▶ [Aim of the exercise]: I need each line of the entries below that includes the string "Bryant".

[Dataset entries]
================================

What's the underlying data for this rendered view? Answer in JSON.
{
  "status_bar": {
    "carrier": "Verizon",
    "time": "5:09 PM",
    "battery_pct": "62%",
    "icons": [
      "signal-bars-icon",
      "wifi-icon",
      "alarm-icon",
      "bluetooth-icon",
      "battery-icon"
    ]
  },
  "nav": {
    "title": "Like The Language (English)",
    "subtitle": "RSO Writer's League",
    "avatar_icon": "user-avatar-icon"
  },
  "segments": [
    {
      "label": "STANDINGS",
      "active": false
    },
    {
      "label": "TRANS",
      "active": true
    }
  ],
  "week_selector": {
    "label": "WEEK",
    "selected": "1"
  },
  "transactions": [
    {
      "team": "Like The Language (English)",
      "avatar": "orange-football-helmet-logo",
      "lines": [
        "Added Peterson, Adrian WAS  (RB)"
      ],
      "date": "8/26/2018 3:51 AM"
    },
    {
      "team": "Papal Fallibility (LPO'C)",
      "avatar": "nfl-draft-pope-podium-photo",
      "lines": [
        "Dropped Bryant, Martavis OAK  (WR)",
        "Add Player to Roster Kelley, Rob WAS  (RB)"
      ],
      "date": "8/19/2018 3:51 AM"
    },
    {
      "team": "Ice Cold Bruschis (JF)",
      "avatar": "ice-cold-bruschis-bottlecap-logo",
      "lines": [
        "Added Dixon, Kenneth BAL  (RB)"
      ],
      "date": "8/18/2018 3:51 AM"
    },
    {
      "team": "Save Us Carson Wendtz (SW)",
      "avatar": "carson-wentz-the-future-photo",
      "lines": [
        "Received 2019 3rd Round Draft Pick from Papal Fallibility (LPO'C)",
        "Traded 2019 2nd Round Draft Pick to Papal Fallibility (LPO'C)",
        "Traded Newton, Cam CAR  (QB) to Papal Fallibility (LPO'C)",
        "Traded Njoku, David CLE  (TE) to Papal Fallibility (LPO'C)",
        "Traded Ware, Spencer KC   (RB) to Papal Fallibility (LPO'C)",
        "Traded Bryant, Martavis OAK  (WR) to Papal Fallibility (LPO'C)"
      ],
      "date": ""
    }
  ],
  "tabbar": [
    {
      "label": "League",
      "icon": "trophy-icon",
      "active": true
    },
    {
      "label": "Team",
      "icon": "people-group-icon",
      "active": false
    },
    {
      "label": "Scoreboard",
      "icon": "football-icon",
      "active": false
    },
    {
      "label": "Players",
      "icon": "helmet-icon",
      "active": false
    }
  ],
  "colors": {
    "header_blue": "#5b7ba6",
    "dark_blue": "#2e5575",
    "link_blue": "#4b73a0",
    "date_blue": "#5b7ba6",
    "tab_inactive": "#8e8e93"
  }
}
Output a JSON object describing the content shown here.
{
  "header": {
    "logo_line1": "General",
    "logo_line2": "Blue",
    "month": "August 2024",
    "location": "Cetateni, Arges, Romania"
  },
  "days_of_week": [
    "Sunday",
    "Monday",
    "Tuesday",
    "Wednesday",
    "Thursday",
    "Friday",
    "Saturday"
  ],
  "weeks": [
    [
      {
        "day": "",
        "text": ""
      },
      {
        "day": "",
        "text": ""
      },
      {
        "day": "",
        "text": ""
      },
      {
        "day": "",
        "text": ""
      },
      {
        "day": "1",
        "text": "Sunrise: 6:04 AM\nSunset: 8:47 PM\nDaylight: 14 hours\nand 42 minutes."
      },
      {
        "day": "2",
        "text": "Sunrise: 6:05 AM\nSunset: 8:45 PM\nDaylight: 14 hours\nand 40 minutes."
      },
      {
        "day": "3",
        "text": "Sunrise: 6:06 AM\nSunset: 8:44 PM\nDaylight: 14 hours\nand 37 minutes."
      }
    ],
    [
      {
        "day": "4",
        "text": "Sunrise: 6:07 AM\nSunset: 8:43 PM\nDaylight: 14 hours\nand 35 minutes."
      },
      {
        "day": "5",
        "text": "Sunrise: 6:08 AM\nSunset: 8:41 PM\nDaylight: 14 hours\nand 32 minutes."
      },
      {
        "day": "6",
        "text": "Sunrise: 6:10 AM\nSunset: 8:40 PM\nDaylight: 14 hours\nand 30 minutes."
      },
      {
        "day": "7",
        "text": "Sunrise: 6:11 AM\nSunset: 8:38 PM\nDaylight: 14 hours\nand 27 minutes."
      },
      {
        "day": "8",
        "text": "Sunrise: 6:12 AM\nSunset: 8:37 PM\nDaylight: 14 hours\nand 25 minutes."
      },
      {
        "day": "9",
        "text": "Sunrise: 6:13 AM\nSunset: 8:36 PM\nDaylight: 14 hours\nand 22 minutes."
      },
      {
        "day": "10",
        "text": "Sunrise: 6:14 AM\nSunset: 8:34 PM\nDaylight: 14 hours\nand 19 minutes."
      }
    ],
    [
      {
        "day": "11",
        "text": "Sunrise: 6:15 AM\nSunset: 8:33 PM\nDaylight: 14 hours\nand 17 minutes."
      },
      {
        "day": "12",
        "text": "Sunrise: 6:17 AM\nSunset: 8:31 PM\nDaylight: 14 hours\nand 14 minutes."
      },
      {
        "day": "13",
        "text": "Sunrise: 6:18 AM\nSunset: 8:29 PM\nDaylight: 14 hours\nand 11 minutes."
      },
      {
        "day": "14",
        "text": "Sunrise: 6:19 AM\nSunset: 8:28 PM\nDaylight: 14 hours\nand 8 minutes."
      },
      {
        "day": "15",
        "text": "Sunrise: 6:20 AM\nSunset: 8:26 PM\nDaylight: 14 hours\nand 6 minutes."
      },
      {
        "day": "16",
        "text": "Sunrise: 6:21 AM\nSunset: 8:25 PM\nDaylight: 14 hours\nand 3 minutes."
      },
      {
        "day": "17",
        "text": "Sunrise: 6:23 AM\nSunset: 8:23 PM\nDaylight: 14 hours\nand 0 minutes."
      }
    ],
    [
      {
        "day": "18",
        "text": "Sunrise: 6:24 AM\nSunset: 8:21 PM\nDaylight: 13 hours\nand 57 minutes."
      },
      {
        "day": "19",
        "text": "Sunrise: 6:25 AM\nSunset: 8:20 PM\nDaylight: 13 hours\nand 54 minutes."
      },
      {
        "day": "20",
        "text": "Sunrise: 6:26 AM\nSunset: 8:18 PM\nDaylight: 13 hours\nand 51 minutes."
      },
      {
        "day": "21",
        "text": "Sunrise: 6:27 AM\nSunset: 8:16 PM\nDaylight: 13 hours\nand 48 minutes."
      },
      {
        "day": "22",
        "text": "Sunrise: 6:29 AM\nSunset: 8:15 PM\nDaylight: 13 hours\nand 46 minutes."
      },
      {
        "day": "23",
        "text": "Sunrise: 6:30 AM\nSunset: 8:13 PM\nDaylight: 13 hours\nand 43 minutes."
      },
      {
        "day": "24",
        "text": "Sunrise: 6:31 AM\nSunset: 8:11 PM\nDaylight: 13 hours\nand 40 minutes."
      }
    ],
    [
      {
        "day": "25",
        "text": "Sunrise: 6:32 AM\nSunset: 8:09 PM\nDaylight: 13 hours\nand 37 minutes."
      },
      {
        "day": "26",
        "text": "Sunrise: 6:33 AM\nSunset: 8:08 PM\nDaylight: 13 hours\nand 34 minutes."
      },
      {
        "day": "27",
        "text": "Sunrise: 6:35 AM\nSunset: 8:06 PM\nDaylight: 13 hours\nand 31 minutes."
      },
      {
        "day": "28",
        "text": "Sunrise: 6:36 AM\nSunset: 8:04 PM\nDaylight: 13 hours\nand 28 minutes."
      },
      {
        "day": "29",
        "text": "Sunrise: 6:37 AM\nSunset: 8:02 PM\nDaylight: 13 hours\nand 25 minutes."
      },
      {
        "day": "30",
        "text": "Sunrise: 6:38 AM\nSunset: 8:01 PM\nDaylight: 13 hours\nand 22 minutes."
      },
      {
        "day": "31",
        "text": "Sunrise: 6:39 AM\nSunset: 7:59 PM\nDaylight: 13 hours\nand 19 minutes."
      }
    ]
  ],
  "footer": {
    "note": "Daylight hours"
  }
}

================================

▶ [Answer box]:
        "Dropped Bryant, Martavis OAK  (WR)",
        "Traded Bryant, Martavis OAK  (WR) to Papal Fallibility (LPO'C)"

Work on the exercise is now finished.